Quantcast
Environmental News for a Healthier Planet and Life

United Airlines Will Invest in Carbon Capture En Route to Net Zero Emissions

Climate
United Airlines Will Invest in Carbon Capture En Route to Net Zero Emissions
United Airlines Boeing 737 takes off from Los Angeles international Airport on November 11, 2020 in Los Angeles, California. AaronP / Bauer-Griffin / GC Images

United Airlines is seeking to reduce its net greenhouse gas pollution by investing in carbon capture and sequestration instead of merely buying carbon offsets.


"Traditional carbon offsets do almost nothing to tackle the emissions from flying. And, more importantly, they simply don't meet the scale of this global challenge," United CEO Scott Kirby wrote.

United will partner with 1PointFive, a carbon capture firm founded last year by a subsidiary of Occidental Petroleum and Rusheen Capital Management.

The carbon capture plants, each about 100 acres, will use direct air carbon capture to pull 1 million tons of carbon from the atmosphere, equivalent to the amount of carbon captured by more than 40 million trees.

Aviation is among the hardest sectors to decarbonize: Battery- and solar-powered aviation technology is nowhere near ready to make a dent in the market, and lower-impact biofuels are limited both by production constraints and plane's fuel mixture requirements.

For a deeper dive:

United: Washington Post; Direct air carbon capture: Huff Post

For more climate change and clean energy news, you can follow Climate Nexus on Twitter and Facebook, sign up for daily Hot News, and visit their news site, Nexus Media News.

Sunrise over planet Earth. Elements of this image furnished by NASA. Elen11 / iStock / Getty Images Plus

On Thursday, April 22, the world will celebrate Earth Day, the largest non-religious holiday on the globe.

Read More Show Less
EcoWatch Daily Newsletter
NASA has teamed up with non-profit Carbon Mapper to help pinpoint greenhouse gas sources. aapsky / Getty Images

NASA is teaming up with an innovative non-profit to hunt for greenhouse gas super-emitters responsible for the climate crisis.

Read More Show Less
Trending
schnuddel / iStock / Getty Images Plus

By Jenna McGuire

Commonly used herbicides across the U.S. contain highly toxic undisclosed "inert" ingredients that are lethal to bumblebees, according to a new study published Friday in the Journal of Applied Ecology.

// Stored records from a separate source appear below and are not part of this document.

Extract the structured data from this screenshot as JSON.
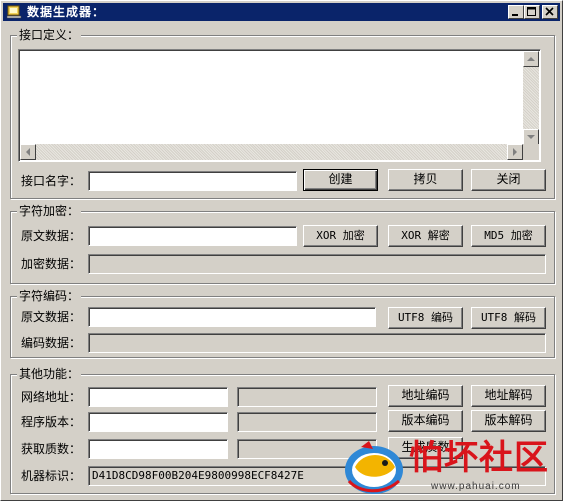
{
  "window": {
    "title": "数据生成器：",
    "icon": "app-icon",
    "controls": [
      "minimize-icon",
      "maximize-icon",
      "close-icon"
    ]
  },
  "interface_group": {
    "title": "接口定义：",
    "memo_text": "",
    "name_label": "接口名字：",
    "name_value": "",
    "create_button": "创建",
    "copy_button": "拷贝",
    "close_button": "关闭"
  },
  "encrypt_group": {
    "title": "字符加密：",
    "source_label": "原文数据：",
    "source_value": "",
    "xor_encrypt_button": "XOR 加密",
    "xor_decrypt_button": "XOR 解密",
    "md5_encrypt_button": "MD5 加密",
    "result_label": "加密数据：",
    "result_value": ""
  },
  "encode_group": {
    "title": "字符编码：",
    "source_label": "原文数据：",
    "source_value": "",
    "utf8_encode_button": "UTF8 编码",
    "utf8_decode_button": "UTF8 解码",
    "result_label": "编码数据：",
    "result_value": ""
  },
  "other_group": {
    "title": "其他功能：",
    "address_label": "网络地址：",
    "address_value": "",
    "address_result": "",
    "address_encode_button": "地址编码",
    "address_decode_button": "地址解码",
    "version_label": "程序版本：",
    "version_value": "",
    "version_result": "",
    "version_encode_button": "版本编码",
    "version_decode_button": "版本解码",
    "prime_label": "获取质数：",
    "prime_value": "",
    "prime_result": "",
    "prime_button": "生成质数",
    "machine_label": "机器标识：",
    "machine_value": "D41D8CD98F00B204E9800998ECF8427E"
  },
  "watermark": {
    "title": "怕坏社区",
    "url": "www.pahuai.com"
  }
}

Read More Show Less
A warming climate can lead to lake stratification, including toxic algal blooms. UpdogDesigns / Getty Images

By Ayesha Tandon

New research shows that lake "stratification periods" – a seasonal separation of water into layers – will last longer in a warmer climate.

Read More Show Less
A view of Lake Powell from Romana Mesa, Utah, on Sept. 8, 2018. DEA / S. AMANTINI / Contributor / Getty Images

By Robert Glennon

Interstate water disputes are as American as apple pie. States often think a neighboring state is using more than its fair share from a river, lake or aquifer that crosses borders.

Read More Show Less